Plummer mulls retirement rather than join Buccaneers
In a twist that could scuttle a proposed trade to the Tampa Bay Buccaneers, veteran quarterback Jake Plummer told friends and business associates Friday afternoon that he plans to retire from football rather than continue his NFL career in another city.
If Jake Plummer walks away from football as he appears prepared to do, from a performance standpoint he should have hung it up after 2005. A comparison of the quarterback's last two NFL seasons:
|W-L as starter||13-3||*7-4|
|* Lost job to Jay Cutler|
ESPN.com reported Friday morning that the Denver Broncos had reached agreement in principle on most of the elements of a trade that would send Plummer to the Bucs, where he would compete with Chris Simms for the starting job.
But only a few hours later, it appeared Plummer was ready to carry through on retirement suggestions he made earlier in the offseason, when it first became apparent the Broncos were shopping him in trade talks.
A source in the Tampa Bay organization said Friday afternoon the deal to acquire Plummer is "on hold ... at best." The source indicated that there were ongoing discussions aimed at convincing Plummer to accept the trade and play in 2007, but that the veteran passer was prepared to walk away from the game.
Plummer's older brother, Eric, knew something was up when the veteran QB asked him recently about whether he should retire from playing football.
"The couple of times he broached the subject with me, I felt like he was done,'' Eric Plummer told The Associated Press on Friday night. "As soon as the season was over, he was talking about the fact he didn't know if he wanted to keep playing anymore. He never decided 100 percent."

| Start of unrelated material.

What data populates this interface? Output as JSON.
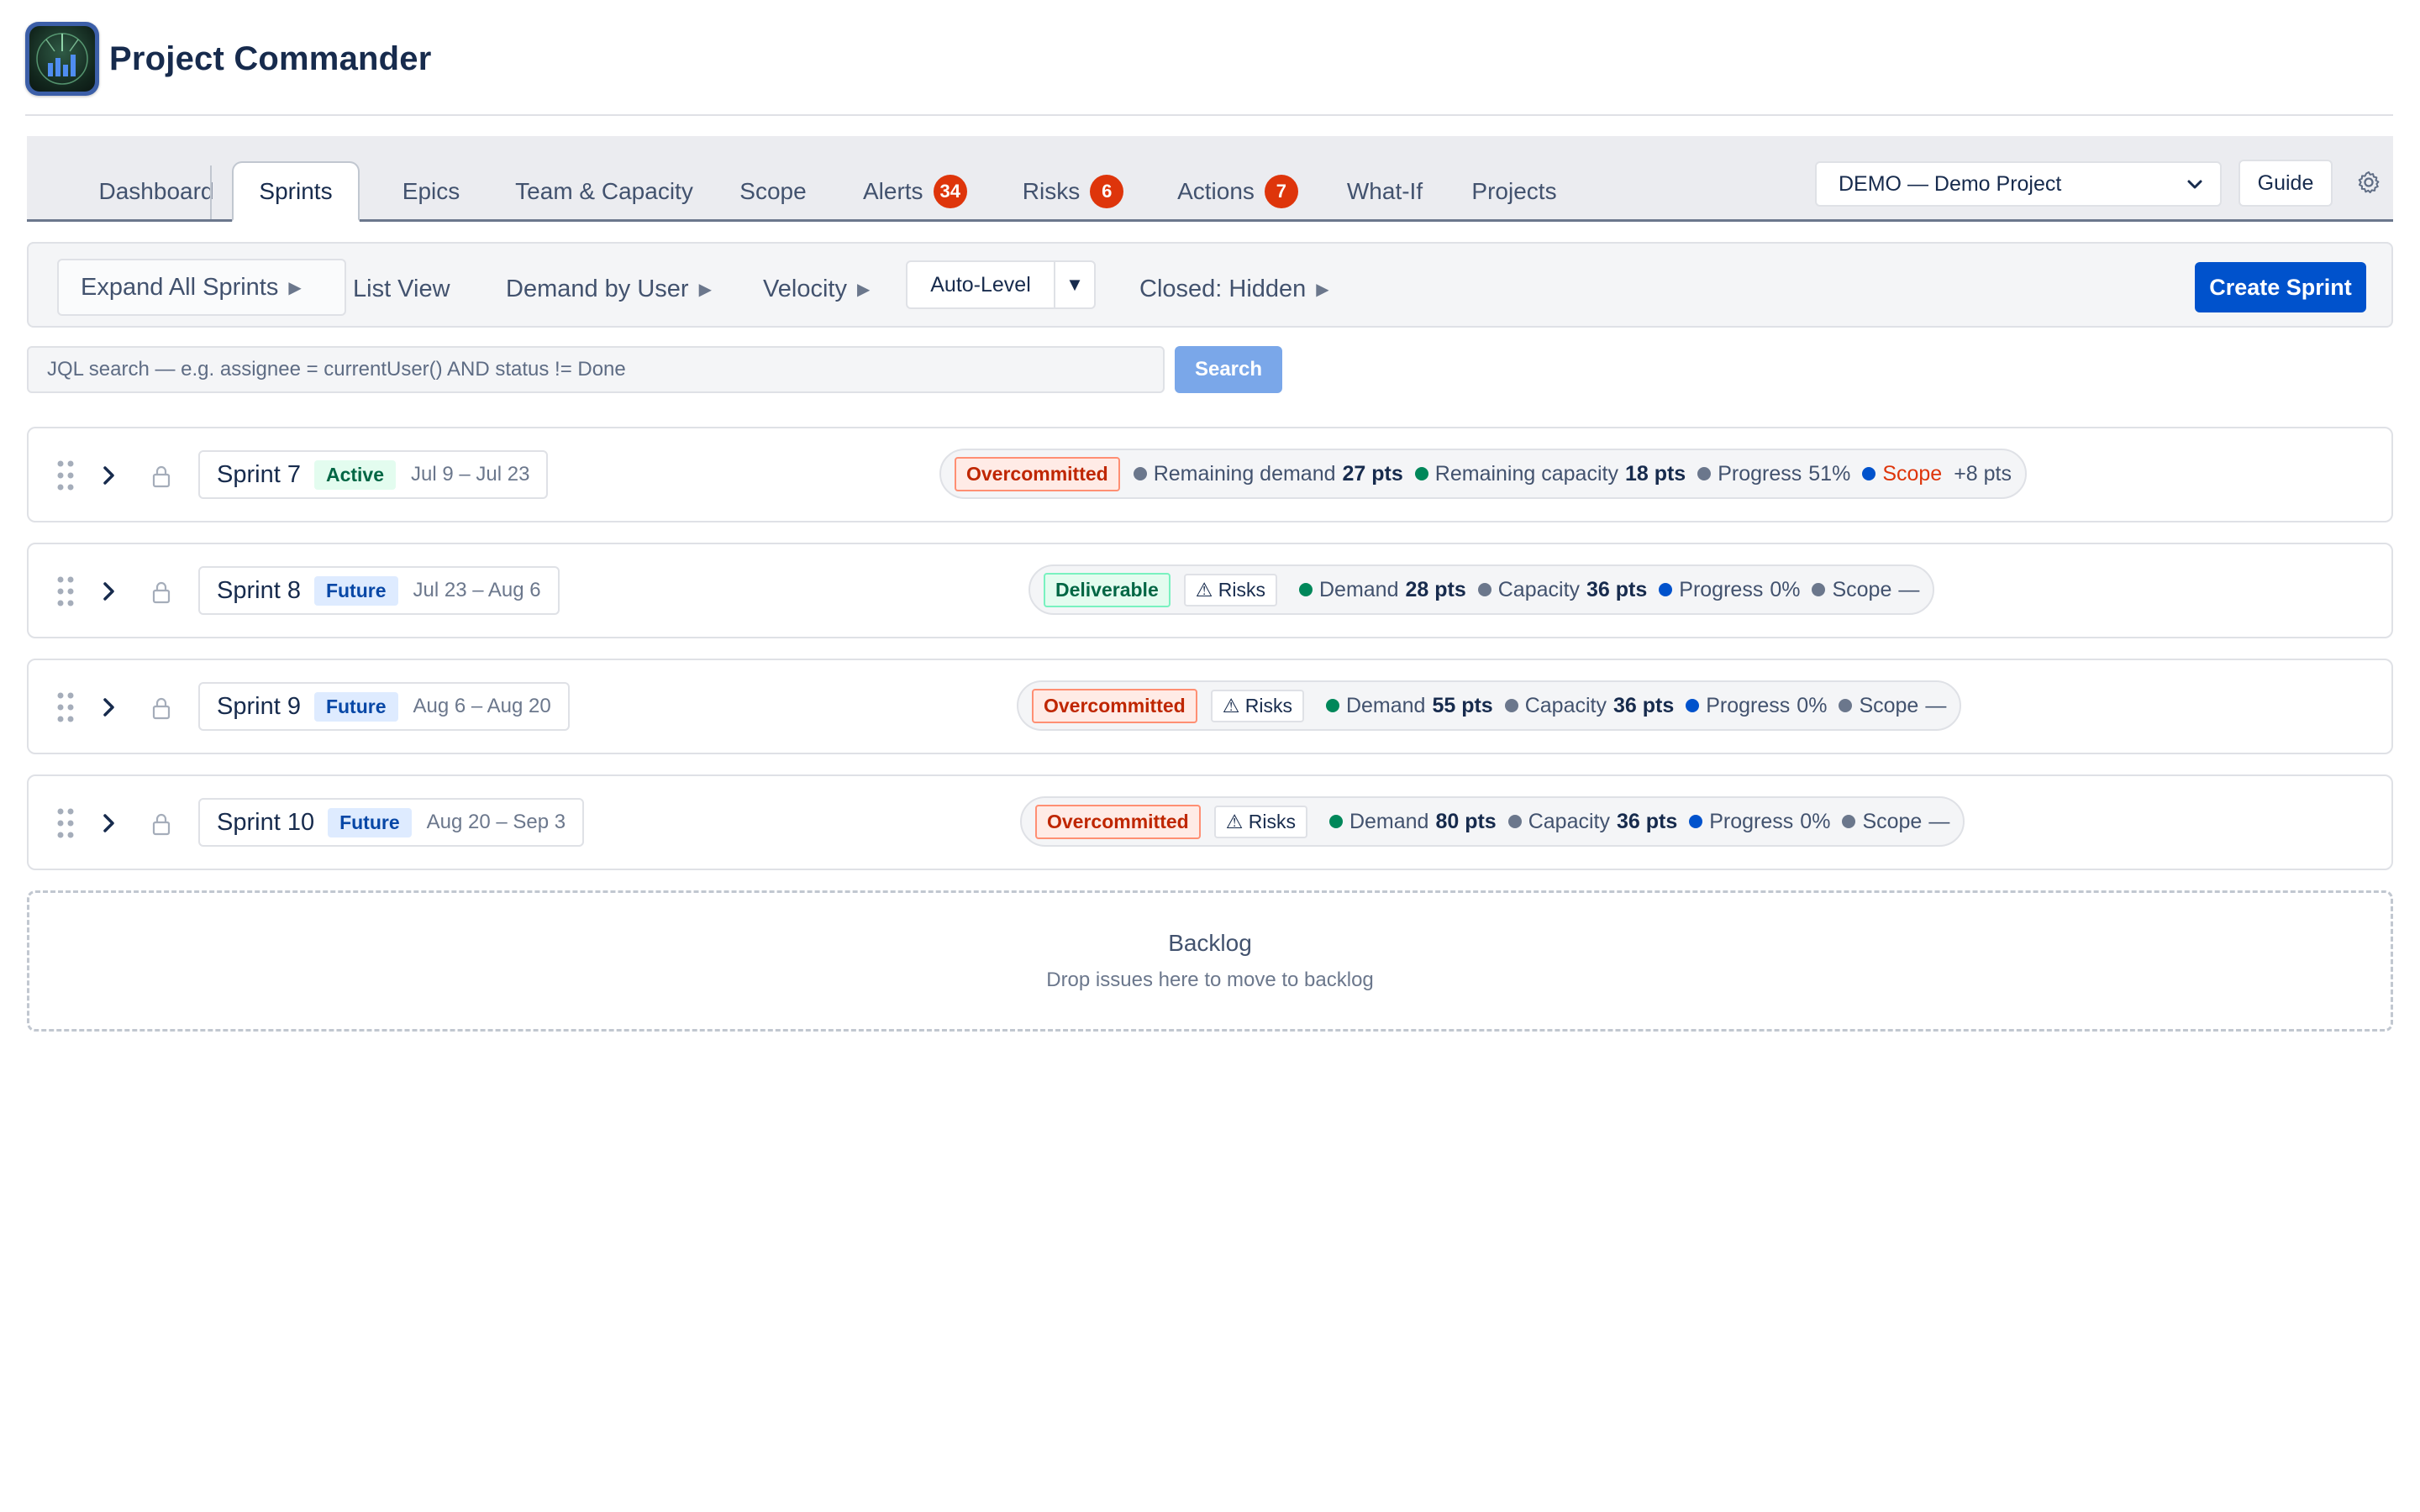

Under the terms discussed, the Broncos would have received a middle-round draft choice, believed to be a fourth-rounder, in exchange for Plummer. The trade was expected to be announced on Friday, provided all the major details were completed.
But that was before Plummer, scheduled to earn a base salary of $5.3 million for the 2007 season, wavered.
"The trade might have brought that [retirement] to a head,'' Eric Plummer said. "He didn't want to go to a new team, learn a new system, new teammates. He asked me what I thought [of retirement] and I said it was his call. I'll miss watching his games on Sunday.''
Tampa Bay re-signed Simms to a two-year contract earlier this offseason. But with Simms coming off a 2006 season in which he underwent an emergency splenectomy, the Bucs have been shopping for a veteran quarterback to bolster the depth chart.
Veteran backup Tim Rattay became an unrestricted free agent on Friday and was not expected to return to Tampa Bay.
Plummer, 32, lost his starting job in Denver to rookie Jay Cutler late last season and the Broncos have been entertaining trade offers in the offseason.
"It's professional football. You get traded. We bring in new guys every year," said Cutler, adding that he heard the news from third-string quarterback Parsons. "They're going to bring another quarterback in sooner or later and he's going to challenge me. So that's part of football, and with Jake, you know there are no hard feelings between us whatsoever.''
A 10-year veteran, Plummer has started 136 games in stints with Arizona (1997-2002) and Denver (2003-2006). He has completed 2,484 of 4,350 passes for 29,253 yards, with 161 touchdown passes and 161 interceptions, for a passer rating of 74.6.
Len Pasquarelli is a senior NFL writer for ESPN.com. Information from The Associated Press was used in this report.